The energy assessment applies only to existing affected boilers and process heaters and their energy use systems. An energy use system includes the following systems located on-site that use energy from the affected boiler or process heater: process heating; compressed air systems; machine drive (motors, pumps, fans); process cooling; facility heating, ventilation, and air conditioning (HVAC) systems; hot heater systems; the building envelope, and lighting.

The CTI energy assessment includes but is not limited to such components as the feed water system, the combustion air system, the boiler fuel system, burners/stokers, fuel feed, combustion control, furnace grate management, blow down system, emissions control, steam distribution, condensate return, end users of steam, and associated equipment.
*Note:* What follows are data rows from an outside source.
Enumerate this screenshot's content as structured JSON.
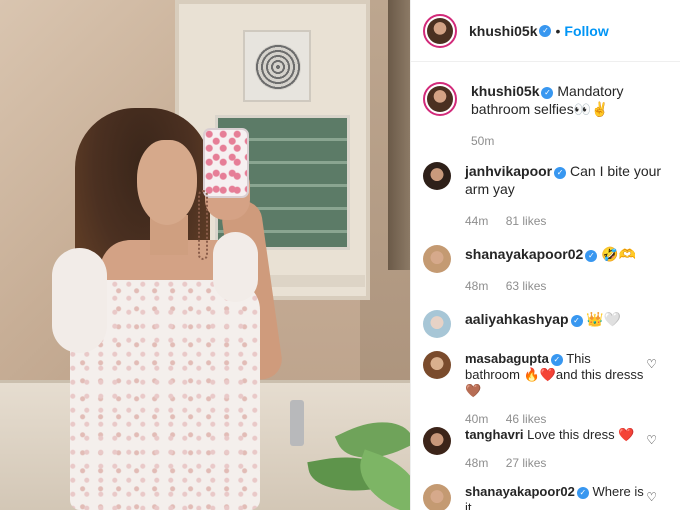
{
  "post": {
    "author": "khushi05k",
    "follow_label": "Follow",
    "separator": "•"
  },
  "caption": {
    "username": "khushi05k",
    "text": "Mandatory bathroom selfies👀✌",
    "time": "50m"
  },
  "comments": [
    {
      "username": "janhvikapoor",
      "text": "Can I bite your arm yay",
      "time": "44m",
      "likes": "81 likes"
    },
    {
      "username": "shanayakapoor02",
      "text": "🤣🫶",
      "time": "48m",
      "likes": "63 likes"
    },
    {
      "username": "aaliyahkashyap",
      "text": "👑🤍",
      "time": "",
      "likes": ""
    },
    {
      "username": "masabagupta",
      "text": "This bathroom 🔥❤️and this dresss 🤎",
      "time": "40m",
      "likes": "46 likes"
    },
    {
      "username": "tanghavri",
      "text": "Love this dress ❤️",
      "time": "48m",
      "likes": "27 likes"
    },
    {
      "username": "shanayakapoor02",
      "text": "Where is it",
      "time": "",
      "likes": ""
    }
  ],
  "icons": {
    "verified": "verified-badge-icon",
    "heart": "heart-outline-icon"
  },
  "colors": {
    "accent": "#0095f6",
    "verified": "#3897f0",
    "muted": "#8e8e8e"
  }
}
Pollution Control Equipment

If a performance test determines you will not meet the new emission limits, CTI can conduct a feasibility study for the selection of the most efficient/economical pollution control equipment. Options include:

  • Particulate Matter Wet Scrubber
  • Wet Acid Gas Scrubber
  • Fabric Filter
  • Electrostatic Precipitator
  • Dry Scrubber
  • Carbon Injection
  • Oxidizers
  • Thermal Oxidizers
  • Catalytic Converters
  • And Many More!

Design and Selection of CEMS and DAS

The components and design of the Continuous Emission Monitoring System (CEMS) required by the Boiler MACT rule depend on the both the type of boiler and its pollution control equipment. The boiler MACT standard also specifies the rate at which data needs to be taken from each instrument within the CEMS, and how that data should be manipulated by the Data Acquisition System (DAS). The DAS needs to have specific data reduction capabilities for each type of parameter monitored. CTI can assist you throughout the entire process, from concept to everyday use. CTI has expertise in:

  • Selection and location of instrumentation for the measurement of each process parameter (part of CEMS)
  • Selection of hardware and software (part of DAS)
  • Acquisition and coordination of services to install equipment, equipment housing/mounting, electrical supply, communications, data acquisition hardware, and data acquisition software
  • Evaluation and recommendation of the services and supply used in a personalized CEMS and DAS solution

Continual Compliance

The Boiler MACT standard requires additional items to be completed to stay in compliance. CTI can assist in not only ensuring initial compliance but, continued compliance for years to come. Items that are required for continued Boiler MACT compliance and that CTI can assist with include:

  • Development of site-specific testing plans and submittal of those to the EPA
  • Development of site-specific monitoring plans and submittal of those to the EPA
  • Preparation of recordkeeping methods/forms
  • Daily review of CEMS/DAS data performed remotely
  • Submittal of compliance reports- semiannual and annual certification

You must prepare the site-specific test plan before conducting a required performance test. If you demonstrate compliance with any applicable emission limit through performance testing and subsequent compliance with operating limits of a continuous monitoring system (CMS), you must develop a site-specific monitoring plan. CMS includes continuous parameter monitoring system (CPMS), continuous emission monitoring system (CEMS), and continuous opacity monitoring system (COMS). You must submit this site-specific monitoring plan, at least 60 days before your initial performance evaluation of your CMS. You must operate and maintain the CMS in continuous operation according to the site-specific monitoring plan.

Continued compliance certification must be submitted no later than July 31 or January 31, whichever date is the first date following the end of the semiannual reporting period. The semiannual reporting periods are from January 1 through June 30 and July 1 through December 31.